Well, I learn Esperanto which was inspired by Harry Harrison’s book, “The Stainless Steel Rat”, I like to go on walks with my wife, I play video games in my free time.  I mostly like turn-based strategies like Civilization 6, Heroes of Might and Magic, XCOM, and so on.

We should play together sometime! As you know, we have quite a few gamers in the core team.

Sure! Would be happy to! But just to warn you in advance, I play really really dirty, so beware!

What are your goals in life?

Well, my life is family first.  So, I really want to build a legacy that I can leave to my future children, and if possible, for humankind.

Well, your first legacy may be in being a core member in building Humanode!

Yes, yes!  It is a great opportunity, and I really like it!

What do you want to be doing in 5 years time, then in 10 years time?

Hmmm… nothing special in mind for now.  I like my life, and what I am doing.  In any stage of my life, I want to be programming, solving math problems, and improving myself. I will continue to move forward.

What is your favorite food, favorite movie, and favorite rock song?

Favorite food is a tough one, because I like to cook, and in my mind, the best foods are those that take time and effort to make, and that are tasty to eat at the end of the process.  If I was to name a few, I would say Borscht, Lasagna, and Beef Wellington.  As for movies, that would be an easy question.  Monty Python and the Holy Grail.  As for my favorite rock song, it has to be The Unforgiven by Metallica.
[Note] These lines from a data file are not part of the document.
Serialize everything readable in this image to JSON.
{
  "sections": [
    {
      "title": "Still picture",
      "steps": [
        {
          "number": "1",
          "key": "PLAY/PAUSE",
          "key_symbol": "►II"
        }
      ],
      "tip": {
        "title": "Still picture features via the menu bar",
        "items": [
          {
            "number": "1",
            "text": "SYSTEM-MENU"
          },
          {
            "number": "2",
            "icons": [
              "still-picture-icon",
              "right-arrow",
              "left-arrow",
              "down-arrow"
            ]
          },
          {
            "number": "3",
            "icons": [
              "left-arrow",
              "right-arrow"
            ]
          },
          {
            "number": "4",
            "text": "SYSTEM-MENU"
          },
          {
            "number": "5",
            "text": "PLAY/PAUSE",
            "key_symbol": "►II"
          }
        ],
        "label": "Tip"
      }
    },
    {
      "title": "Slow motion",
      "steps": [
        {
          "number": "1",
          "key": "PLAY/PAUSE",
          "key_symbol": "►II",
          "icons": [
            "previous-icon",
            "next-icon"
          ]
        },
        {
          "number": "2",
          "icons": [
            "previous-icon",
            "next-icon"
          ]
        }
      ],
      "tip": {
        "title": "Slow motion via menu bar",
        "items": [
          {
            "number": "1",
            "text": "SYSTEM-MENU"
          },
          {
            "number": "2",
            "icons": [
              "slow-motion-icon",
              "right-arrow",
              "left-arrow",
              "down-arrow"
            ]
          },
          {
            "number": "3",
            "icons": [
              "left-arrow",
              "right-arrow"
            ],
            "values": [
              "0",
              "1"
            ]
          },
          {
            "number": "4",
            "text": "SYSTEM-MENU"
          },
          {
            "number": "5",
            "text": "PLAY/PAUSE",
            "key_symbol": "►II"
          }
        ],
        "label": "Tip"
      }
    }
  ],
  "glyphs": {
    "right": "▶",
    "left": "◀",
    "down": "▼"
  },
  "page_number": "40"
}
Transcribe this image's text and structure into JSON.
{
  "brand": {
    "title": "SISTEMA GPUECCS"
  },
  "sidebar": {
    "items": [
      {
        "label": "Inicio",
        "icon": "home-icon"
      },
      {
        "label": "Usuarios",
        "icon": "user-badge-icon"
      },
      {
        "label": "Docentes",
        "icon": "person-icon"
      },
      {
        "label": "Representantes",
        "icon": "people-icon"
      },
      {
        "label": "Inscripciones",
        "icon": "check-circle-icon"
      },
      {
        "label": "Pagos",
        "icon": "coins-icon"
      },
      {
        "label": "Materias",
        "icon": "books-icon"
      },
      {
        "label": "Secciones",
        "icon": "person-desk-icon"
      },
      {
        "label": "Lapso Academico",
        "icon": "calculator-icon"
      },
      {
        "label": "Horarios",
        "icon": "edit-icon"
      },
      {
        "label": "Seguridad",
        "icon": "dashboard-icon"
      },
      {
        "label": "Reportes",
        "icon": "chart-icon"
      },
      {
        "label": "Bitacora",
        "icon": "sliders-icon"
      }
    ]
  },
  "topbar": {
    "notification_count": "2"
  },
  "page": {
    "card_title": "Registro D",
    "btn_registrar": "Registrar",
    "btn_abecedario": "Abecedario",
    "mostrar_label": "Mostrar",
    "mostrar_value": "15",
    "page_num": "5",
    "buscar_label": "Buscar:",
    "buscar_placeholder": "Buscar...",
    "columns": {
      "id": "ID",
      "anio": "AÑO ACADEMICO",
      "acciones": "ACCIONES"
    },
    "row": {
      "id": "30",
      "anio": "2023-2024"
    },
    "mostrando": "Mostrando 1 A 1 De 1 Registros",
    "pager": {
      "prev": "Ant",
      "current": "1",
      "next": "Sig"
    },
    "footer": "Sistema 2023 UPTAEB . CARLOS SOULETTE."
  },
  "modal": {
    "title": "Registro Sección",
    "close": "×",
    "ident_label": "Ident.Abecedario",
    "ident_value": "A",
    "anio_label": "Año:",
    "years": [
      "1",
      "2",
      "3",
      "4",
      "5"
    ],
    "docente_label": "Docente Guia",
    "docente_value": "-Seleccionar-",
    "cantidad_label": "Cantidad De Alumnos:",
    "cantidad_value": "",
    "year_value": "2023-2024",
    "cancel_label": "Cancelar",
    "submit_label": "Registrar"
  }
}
As the last question, anything you would like to say to the community?

Be safe, and be decentralized!